Once integrated, retailers can tap into a plethora of metrics that Google Analytics offers, from tracking website visitors and understanding their behavior, such as pages viewed and time spent, to diving deep into eCommerce-specific metrics like cart abandonment rates, conversion rates, and sales performance. Google Analytics also provides insights into traffic sources, helping retailers understand which marketing channels drive the most traffic and conversions.
The combination of Adobe Commerce and Google Analytics offers a comprehensive view of the customer journey and business performance. By leveraging the strengths of both platforms, retailers can gain a deeper understanding of their audience, optimize their marketing strategies, and enhance the overall shopping experience for their customers.

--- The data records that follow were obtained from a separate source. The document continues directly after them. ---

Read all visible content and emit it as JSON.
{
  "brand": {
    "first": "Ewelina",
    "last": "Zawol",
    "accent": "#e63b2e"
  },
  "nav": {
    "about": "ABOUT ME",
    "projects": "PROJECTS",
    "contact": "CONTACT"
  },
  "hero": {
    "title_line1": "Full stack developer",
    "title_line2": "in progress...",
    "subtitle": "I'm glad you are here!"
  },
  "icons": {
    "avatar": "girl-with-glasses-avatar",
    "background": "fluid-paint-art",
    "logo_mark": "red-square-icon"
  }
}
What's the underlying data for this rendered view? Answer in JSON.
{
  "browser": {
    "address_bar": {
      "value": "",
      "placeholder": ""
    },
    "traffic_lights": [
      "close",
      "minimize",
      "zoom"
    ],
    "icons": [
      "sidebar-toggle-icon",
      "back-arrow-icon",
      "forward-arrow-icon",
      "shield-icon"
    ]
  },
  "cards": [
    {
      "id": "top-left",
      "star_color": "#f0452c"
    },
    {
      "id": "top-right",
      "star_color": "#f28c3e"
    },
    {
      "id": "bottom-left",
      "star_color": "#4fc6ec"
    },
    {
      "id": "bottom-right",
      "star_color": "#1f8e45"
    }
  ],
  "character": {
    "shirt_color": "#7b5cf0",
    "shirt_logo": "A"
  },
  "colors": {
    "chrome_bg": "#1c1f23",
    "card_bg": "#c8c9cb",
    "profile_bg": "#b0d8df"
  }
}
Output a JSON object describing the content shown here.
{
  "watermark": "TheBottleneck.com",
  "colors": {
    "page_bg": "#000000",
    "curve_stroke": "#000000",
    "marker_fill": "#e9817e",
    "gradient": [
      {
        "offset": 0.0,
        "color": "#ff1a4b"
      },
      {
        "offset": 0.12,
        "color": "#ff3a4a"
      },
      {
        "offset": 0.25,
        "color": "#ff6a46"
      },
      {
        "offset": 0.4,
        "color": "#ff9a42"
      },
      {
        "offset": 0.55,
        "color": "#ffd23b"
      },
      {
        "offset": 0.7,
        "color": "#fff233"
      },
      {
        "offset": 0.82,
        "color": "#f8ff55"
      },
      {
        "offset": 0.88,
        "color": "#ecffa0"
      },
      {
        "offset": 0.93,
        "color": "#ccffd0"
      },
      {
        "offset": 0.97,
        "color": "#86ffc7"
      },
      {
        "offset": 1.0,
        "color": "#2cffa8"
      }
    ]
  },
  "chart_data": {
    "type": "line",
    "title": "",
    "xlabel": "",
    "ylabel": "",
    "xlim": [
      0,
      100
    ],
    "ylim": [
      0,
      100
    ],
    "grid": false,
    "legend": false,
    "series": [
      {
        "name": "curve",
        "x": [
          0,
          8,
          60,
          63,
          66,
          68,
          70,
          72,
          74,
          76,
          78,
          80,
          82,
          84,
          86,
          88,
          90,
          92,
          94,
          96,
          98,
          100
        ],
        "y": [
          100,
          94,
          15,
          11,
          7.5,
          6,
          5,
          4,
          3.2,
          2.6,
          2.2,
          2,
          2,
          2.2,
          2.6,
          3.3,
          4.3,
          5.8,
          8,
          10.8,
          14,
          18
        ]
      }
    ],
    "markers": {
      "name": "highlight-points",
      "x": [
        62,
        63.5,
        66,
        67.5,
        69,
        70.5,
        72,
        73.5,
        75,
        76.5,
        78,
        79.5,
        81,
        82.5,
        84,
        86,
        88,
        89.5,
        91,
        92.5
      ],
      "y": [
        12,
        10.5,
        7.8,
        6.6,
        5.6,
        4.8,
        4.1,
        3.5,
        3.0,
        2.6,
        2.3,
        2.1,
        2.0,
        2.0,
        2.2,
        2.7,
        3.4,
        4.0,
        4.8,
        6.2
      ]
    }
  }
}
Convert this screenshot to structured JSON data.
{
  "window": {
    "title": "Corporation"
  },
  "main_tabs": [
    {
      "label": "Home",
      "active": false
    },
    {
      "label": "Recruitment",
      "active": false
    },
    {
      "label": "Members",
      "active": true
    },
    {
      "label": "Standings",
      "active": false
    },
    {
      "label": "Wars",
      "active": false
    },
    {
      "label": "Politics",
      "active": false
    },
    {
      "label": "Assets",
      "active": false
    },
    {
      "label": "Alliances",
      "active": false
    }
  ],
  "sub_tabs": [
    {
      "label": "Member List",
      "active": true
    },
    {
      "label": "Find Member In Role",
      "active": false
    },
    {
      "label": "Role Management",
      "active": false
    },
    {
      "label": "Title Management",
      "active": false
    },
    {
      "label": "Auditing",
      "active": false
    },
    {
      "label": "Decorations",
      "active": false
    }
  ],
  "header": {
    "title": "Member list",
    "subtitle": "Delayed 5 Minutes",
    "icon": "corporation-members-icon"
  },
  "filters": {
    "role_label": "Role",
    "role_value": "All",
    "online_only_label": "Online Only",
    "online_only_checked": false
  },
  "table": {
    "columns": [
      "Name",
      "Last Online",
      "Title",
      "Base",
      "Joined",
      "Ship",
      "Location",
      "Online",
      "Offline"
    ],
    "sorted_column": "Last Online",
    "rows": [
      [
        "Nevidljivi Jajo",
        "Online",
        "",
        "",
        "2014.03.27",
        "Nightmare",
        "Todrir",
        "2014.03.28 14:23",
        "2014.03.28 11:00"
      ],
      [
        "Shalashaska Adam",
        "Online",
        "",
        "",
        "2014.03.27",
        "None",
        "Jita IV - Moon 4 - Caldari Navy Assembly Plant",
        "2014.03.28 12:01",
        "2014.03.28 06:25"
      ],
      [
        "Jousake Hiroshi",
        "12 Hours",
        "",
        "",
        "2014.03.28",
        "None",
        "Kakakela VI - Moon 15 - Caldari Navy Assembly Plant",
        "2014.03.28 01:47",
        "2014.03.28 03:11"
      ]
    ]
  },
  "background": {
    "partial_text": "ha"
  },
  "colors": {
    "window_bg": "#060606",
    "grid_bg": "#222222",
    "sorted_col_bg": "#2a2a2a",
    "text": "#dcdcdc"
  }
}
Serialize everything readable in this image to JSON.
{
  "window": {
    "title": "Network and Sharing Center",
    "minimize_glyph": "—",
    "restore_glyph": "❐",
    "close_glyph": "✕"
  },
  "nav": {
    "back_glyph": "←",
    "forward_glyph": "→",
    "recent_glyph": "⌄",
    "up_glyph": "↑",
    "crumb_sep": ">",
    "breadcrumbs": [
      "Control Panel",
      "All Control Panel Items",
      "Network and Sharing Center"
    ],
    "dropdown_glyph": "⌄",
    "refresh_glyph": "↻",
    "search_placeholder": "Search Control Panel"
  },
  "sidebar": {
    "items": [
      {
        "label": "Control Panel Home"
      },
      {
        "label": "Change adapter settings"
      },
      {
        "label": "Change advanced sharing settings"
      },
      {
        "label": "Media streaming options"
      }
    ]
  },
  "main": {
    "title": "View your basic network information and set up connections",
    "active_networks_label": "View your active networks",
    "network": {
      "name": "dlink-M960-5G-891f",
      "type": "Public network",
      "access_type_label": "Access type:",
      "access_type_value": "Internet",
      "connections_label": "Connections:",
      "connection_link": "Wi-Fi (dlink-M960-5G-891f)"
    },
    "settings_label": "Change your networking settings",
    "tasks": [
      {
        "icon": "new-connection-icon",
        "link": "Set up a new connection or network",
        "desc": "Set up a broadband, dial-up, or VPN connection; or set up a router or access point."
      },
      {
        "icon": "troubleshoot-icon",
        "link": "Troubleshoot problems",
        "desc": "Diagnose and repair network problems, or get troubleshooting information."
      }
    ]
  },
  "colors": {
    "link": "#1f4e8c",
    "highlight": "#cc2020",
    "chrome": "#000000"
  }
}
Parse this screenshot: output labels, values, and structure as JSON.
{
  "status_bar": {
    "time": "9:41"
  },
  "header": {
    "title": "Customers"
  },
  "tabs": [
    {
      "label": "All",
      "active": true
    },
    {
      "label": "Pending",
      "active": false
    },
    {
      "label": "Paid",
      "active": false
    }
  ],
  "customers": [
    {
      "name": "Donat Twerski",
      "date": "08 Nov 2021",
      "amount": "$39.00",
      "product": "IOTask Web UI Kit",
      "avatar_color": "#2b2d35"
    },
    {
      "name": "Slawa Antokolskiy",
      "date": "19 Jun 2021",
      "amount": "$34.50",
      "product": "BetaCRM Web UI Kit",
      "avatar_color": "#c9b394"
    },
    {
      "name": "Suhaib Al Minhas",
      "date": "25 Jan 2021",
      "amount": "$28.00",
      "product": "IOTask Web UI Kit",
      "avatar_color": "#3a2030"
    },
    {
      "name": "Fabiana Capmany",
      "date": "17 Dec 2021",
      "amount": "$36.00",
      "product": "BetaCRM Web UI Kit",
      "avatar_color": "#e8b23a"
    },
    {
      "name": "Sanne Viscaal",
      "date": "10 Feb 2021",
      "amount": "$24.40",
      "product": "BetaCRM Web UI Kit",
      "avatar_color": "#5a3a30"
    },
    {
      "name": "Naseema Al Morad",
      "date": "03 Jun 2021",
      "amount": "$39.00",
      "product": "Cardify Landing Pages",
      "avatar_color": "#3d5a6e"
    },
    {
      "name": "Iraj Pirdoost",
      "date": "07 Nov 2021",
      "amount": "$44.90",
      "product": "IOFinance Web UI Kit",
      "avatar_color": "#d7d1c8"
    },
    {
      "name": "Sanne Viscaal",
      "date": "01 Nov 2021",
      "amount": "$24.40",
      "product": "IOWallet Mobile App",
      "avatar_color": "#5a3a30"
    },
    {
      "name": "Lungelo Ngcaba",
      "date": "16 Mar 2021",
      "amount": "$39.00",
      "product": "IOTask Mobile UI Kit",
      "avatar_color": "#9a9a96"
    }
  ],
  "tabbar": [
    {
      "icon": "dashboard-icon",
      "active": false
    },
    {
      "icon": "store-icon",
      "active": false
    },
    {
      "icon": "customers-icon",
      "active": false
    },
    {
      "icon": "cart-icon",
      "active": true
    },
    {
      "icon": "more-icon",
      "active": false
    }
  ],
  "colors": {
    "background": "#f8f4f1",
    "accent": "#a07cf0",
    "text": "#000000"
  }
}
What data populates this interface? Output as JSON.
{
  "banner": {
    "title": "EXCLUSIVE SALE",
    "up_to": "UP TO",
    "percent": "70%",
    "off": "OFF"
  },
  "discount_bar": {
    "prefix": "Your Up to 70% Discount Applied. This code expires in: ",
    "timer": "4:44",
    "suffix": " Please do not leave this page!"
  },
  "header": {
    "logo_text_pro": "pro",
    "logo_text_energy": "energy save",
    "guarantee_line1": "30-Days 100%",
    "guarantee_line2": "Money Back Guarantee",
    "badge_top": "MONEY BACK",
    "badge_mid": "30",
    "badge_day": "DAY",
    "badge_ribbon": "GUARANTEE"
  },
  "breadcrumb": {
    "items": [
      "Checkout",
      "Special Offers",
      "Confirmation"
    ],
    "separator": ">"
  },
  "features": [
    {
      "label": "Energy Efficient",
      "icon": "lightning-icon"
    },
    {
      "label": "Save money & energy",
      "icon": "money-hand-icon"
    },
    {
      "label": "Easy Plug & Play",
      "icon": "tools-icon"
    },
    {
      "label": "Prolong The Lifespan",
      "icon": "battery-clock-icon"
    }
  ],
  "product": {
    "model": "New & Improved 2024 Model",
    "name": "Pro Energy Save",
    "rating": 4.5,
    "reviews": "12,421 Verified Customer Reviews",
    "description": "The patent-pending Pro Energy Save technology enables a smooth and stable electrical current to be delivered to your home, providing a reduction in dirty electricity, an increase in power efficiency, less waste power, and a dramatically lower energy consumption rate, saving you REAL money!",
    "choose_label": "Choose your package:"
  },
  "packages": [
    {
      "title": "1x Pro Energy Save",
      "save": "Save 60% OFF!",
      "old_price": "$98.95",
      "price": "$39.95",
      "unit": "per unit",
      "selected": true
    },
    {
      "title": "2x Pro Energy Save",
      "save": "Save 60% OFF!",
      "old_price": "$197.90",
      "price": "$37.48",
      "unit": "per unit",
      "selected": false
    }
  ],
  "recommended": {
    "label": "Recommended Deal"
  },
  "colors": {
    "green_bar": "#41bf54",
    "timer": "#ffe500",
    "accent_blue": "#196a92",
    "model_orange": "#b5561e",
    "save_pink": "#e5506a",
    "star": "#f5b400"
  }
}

Custom dashboards are all about flexibility and personalization. Retailers can design their dashboards within Adobe Commerce to highlight key performance indicators, from sales figures and customer interactions to inventory levels and marketing campaign results. Instead of sifting through heaps of data, these dashboards provide a concise and clear view, making it easier to spot trends, challenges, and opportunities.
This way, you can save time by presenting crucial data at a glance, enabling quick decision-making and allowing for real-time monitoring of business performance.
Magento’s (Adobe Commerce) versatility extends to its compatibility with various third-party analytics tools. Recognizing that businesses have diverse needs and preferences, Adobe Commerce allows for easy integration with different external platforms, ensuring retailers have a holistic view of their operations.
Tracking KPIs stands as a cornerstone for success in unified commerce. These metrics serve as a compass, guiding retailers in assessing the quality of the customer experience and the efficiency of their business operations.
However, it’s not just about selecting universal metrics; it’s about tailoring them to fit the unique workflows and nuances of your business. Magento (Adobe Commerce) and its array of analytics integrations can equip retailers to dive deep into data, drawing out actionable insights.
Ready to elevate your unified commerce strategy? Navigating omnichannel retail can be complex, but you don’t have to do it alone. Reach out to our strategists today, and let’s unlock the full potential of your eCommerce journey!
The Unified Commerce series
- Part 1: Embracing Unified Commerce with Magento (Adobe Commerce)
- Part 2: Unified Commerce with Magento (Adobe Commerce): Best Practices and Case Studies
- Part 3: Integrating Your Sales Channels with Magento (Adobe Commerce)
- Part 4: Enabling Personalization in a Unified Commerce Strategy with Magento (Adobe Commerce)
- Part 5: Data Centralization: Unlocking Unified Commerce Success with Magento
- Part 6: Measuring Success in Unified Commerce with Adobe Commerce: Key Metrics and Analytics Tools—you are here!